Dataset records:
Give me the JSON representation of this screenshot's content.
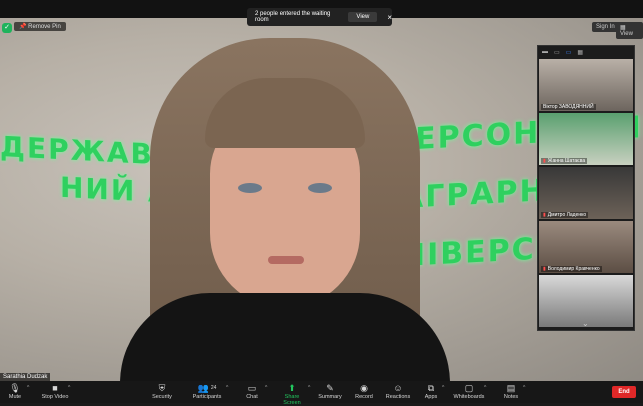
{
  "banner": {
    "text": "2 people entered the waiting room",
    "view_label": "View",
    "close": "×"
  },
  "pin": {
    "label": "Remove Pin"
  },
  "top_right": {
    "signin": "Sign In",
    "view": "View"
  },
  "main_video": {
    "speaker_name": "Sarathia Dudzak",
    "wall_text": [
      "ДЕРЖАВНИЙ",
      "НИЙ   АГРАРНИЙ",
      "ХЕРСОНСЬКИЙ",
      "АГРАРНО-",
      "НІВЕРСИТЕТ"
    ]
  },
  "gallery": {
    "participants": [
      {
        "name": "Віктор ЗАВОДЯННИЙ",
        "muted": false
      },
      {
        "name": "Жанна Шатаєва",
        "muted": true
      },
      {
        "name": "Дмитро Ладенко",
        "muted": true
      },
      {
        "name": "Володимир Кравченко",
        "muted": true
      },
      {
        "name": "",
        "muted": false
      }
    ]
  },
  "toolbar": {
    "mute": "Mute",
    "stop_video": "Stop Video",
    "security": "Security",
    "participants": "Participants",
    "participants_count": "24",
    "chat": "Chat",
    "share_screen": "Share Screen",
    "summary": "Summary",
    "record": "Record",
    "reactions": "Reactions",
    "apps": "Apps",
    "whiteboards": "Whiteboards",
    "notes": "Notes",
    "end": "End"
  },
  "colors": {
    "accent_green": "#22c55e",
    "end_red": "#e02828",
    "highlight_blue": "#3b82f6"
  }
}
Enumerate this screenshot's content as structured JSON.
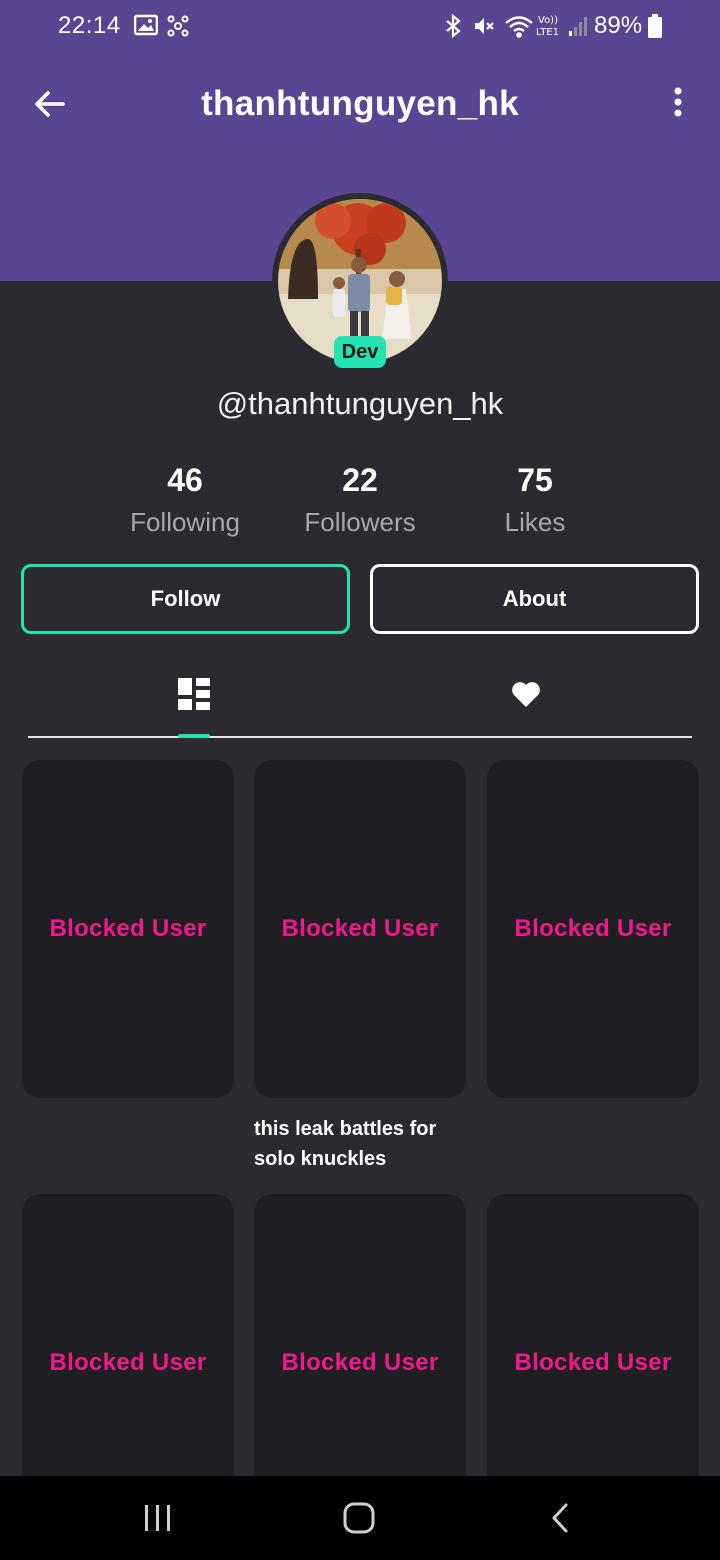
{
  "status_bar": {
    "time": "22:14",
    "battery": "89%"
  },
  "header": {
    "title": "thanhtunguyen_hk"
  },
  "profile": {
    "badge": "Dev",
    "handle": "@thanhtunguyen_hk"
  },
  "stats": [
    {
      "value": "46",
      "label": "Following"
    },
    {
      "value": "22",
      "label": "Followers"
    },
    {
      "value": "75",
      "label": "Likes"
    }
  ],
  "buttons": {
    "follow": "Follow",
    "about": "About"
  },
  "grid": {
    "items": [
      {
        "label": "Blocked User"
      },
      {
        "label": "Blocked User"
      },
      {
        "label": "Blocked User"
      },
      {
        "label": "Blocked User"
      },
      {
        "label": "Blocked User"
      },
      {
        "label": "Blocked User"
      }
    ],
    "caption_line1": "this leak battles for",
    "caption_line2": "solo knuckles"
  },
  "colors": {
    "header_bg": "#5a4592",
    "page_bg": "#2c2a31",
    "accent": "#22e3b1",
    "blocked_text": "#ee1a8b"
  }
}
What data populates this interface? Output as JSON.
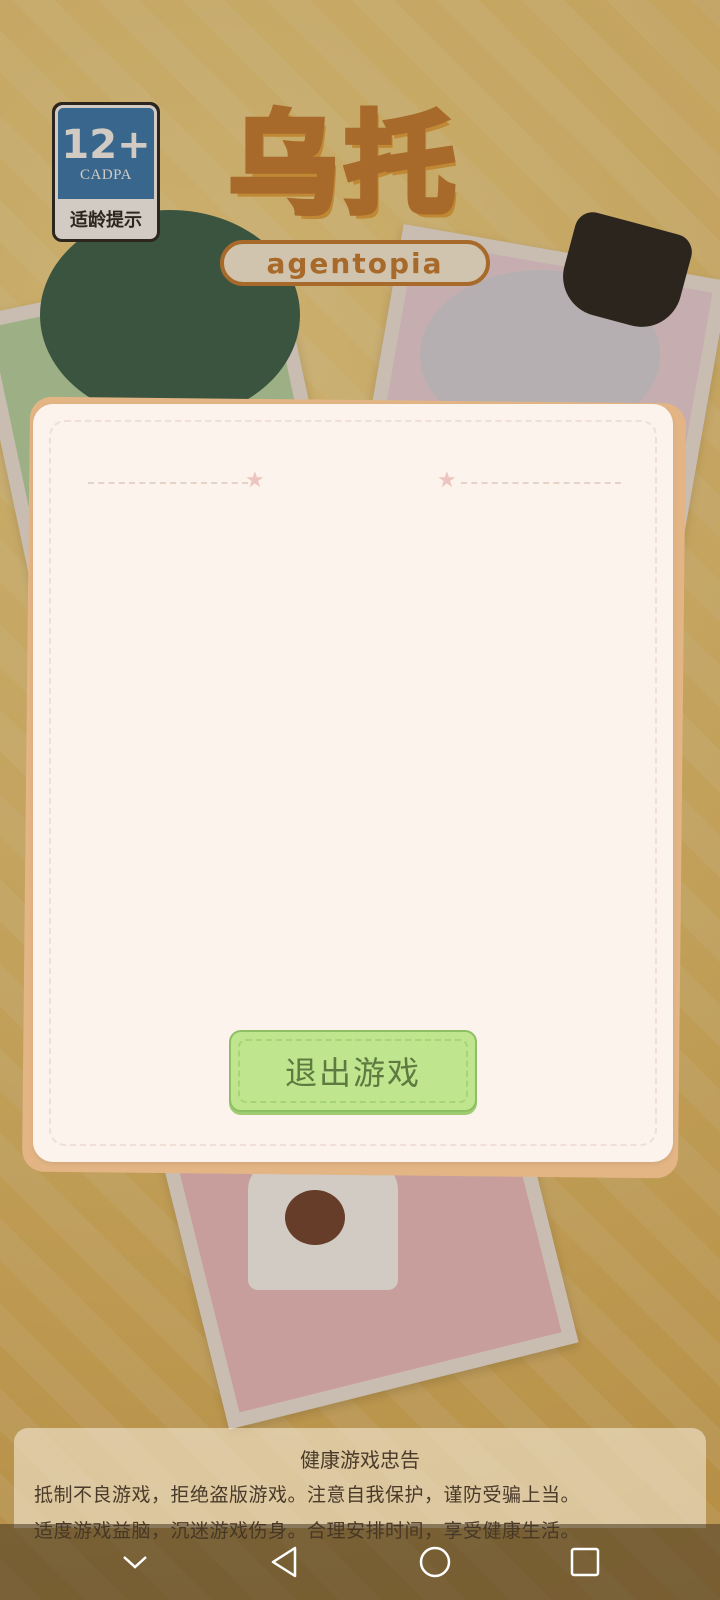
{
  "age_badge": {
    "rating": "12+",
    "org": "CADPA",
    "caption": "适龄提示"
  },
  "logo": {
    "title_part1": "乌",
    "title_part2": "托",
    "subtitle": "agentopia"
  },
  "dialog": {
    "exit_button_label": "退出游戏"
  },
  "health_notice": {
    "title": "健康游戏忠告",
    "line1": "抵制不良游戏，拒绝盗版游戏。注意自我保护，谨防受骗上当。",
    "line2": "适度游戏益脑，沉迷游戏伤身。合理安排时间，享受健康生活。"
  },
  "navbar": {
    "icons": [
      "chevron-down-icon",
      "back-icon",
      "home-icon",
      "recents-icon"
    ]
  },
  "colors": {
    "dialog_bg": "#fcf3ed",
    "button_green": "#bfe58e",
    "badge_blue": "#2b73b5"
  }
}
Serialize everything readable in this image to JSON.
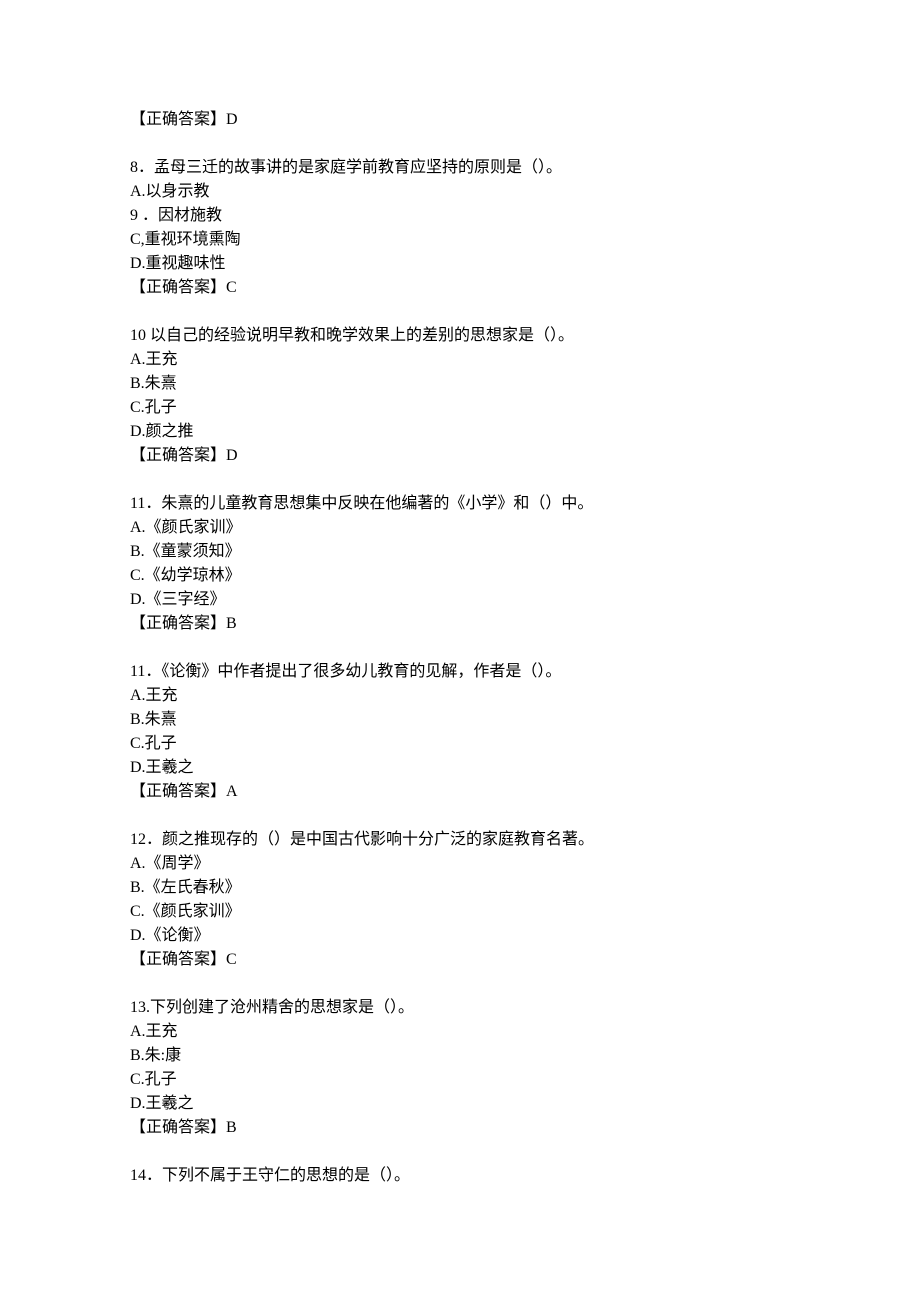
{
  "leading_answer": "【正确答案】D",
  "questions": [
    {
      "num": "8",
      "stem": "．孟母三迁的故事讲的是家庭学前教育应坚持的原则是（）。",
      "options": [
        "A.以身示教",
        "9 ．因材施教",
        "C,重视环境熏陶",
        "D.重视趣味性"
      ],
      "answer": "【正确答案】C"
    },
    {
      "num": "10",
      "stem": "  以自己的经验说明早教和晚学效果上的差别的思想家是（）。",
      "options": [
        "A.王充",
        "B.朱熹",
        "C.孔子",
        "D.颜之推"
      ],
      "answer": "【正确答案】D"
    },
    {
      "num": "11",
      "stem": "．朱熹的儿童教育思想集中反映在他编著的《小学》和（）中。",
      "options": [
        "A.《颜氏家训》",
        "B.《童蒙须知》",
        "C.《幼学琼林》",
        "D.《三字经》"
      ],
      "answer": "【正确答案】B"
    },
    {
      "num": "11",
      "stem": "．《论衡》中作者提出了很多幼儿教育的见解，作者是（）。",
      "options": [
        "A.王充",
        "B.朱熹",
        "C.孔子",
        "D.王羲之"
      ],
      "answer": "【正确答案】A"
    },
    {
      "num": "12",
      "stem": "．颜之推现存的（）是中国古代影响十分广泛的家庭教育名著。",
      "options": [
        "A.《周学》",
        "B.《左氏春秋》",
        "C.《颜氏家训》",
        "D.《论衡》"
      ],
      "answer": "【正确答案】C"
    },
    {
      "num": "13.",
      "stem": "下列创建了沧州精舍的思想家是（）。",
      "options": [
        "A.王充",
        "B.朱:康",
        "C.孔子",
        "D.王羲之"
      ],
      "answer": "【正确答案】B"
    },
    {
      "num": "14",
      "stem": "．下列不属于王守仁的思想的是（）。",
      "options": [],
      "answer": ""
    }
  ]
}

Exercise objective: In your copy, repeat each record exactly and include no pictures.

Problem solution:
Give me the JSON representation of this screenshot's content.
{
  "banner": {
    "text": "2 people entered the waiting room",
    "view_label": "View",
    "close": "×"
  },
  "pin": {
    "label": "Remove Pin"
  },
  "top_right": {
    "signin": "Sign In",
    "view": "View"
  },
  "main_video": {
    "speaker_name": "Sarathia Dudzak",
    "wall_text": [
      "ДЕРЖАВНИЙ",
      "НИЙ   АГРАРНИЙ",
      "ХЕРСОНСЬКИЙ",
      "АГРАРНО-",
      "НІВЕРСИТЕТ"
    ]
  },
  "gallery": {
    "participants": [
      {
        "name": "Віктор ЗАВОДЯННИЙ",
        "muted": false
      },
      {
        "name": "Жанна Шатаєва",
        "muted": true
      },
      {
        "name": "Дмитро Ладенко",
        "muted": true
      },
      {
        "name": "Володимир Кравченко",
        "muted": true
      },
      {
        "name": "",
        "muted": false
      }
    ]
  },
  "toolbar": {
    "mute": "Mute",
    "stop_video": "Stop Video",
    "security": "Security",
    "participants": "Participants",
    "participants_count": "24",
    "chat": "Chat",
    "share_screen": "Share Screen",
    "summary": "Summary",
    "record": "Record",
    "reactions": "Reactions",
    "apps": "Apps",
    "whiteboards": "Whiteboards",
    "notes": "Notes",
    "end": "End"
  },
  "colors": {
    "accent_green": "#22c55e",
    "end_red": "#e02828",
    "highlight_blue": "#3b82f6"
  }
}
Enumerate this screenshot's content as structured JSON.
{
  "status_bar": {
    "time": "22:14",
    "battery": "89%"
  },
  "header": {
    "title": "thanhtunguyen_hk"
  },
  "profile": {
    "badge": "Dev",
    "handle": "@thanhtunguyen_hk"
  },
  "stats": [
    {
      "value": "46",
      "label": "Following"
    },
    {
      "value": "22",
      "label": "Followers"
    },
    {
      "value": "75",
      "label": "Likes"
    }
  ],
  "buttons": {
    "follow": "Follow",
    "about": "About"
  },
  "grid": {
    "items": [
      {
        "label": "Blocked User"
      },
      {
        "label": "Blocked User"
      },
      {
        "label": "Blocked User"
      },
      {
        "label": "Blocked User"
      },
      {
        "label": "Blocked User"
      },
      {
        "label": "Blocked User"
      }
    ],
    "caption_line1": "this leak battles for",
    "caption_line2": "solo knuckles"
  },
  "colors": {
    "header_bg": "#5a4592",
    "page_bg": "#2c2a31",
    "accent": "#22e3b1",
    "blocked_text": "#ee1a8b"
  }
}
What data populates this interface? Output as JSON.
{
  "age_badge": {
    "rating": "12+",
    "org": "CADPA",
    "caption": "适龄提示"
  },
  "logo": {
    "title_part1": "乌",
    "title_part2": "托",
    "subtitle": "agentopia"
  },
  "dialog": {
    "exit_button_label": "退出游戏"
  },
  "health_notice": {
    "title": "健康游戏忠告",
    "line1": "抵制不良游戏，拒绝盗版游戏。注意自我保护，谨防受骗上当。",
    "line2": "适度游戏益脑，沉迷游戏伤身。合理安排时间，享受健康生活。"
  },
  "navbar": {
    "icons": [
      "chevron-down-icon",
      "back-icon",
      "home-icon",
      "recents-icon"
    ]
  },
  "colors": {
    "dialog_bg": "#fcf3ed",
    "button_green": "#bfe58e",
    "badge_blue": "#2b73b5"
  }
}
Serialize everything readable in this image to JSON.
{
  "leading_answer": "【正确答案】D",
  "questions": [
    {
      "num": "8",
      "stem": "．孟母三迁的故事讲的是家庭学前教育应坚持的原则是（）。",
      "options": [
        "A.以身示教",
        "9 ．因材施教",
        "C,重视环境熏陶",
        "D.重视趣味性"
      ],
      "answer": "【正确答案】C"
    },
    {
      "num": "10",
      "stem": "  以自己的经验说明早教和晚学效果上的差别的思想家是（）。",
      "options": [
        "A.王充",
        "B.朱熹",
        "C.孔子",
        "D.颜之推"
      ],
      "answer": "【正确答案】D"
    },
    {
      "num": "11",
      "stem": "．朱熹的儿童教育思想集中反映在他编著的《小学》和（）中。",
      "options": [
        "A.《颜氏家训》",
        "B.《童蒙须知》",
        "C.《幼学琼林》",
        "D.《三字经》"
      ],
      "answer": "【正确答案】B"
    },
    {
      "num": "11",
      "stem": "．《论衡》中作者提出了很多幼儿教育的见解，作者是（）。",
      "options": [
        "A.王充",
        "B.朱熹",
        "C.孔子",
        "D.王羲之"
      ],
      "answer": "【正确答案】A"
    },
    {
      "num": "12",
      "stem": "．颜之推现存的（）是中国古代影响十分广泛的家庭教育名著。",
      "options": [
        "A.《周学》",
        "B.《左氏春秋》",
        "C.《颜氏家训》",
        "D.《论衡》"
      ],
      "answer": "【正确答案】C"
    },
    {
      "num": "13.",
      "stem": "下列创建了沧州精舍的思想家是（）。",
      "options": [
        "A.王充",
        "B.朱:康",
        "C.孔子",
        "D.王羲之"
      ],
      "answer": "【正确答案】B"
    },
    {
      "num": "14",
      "stem": "．下列不属于王守仁的思想的是（）。",
      "options": [],
      "answer": ""
    }
  ]
}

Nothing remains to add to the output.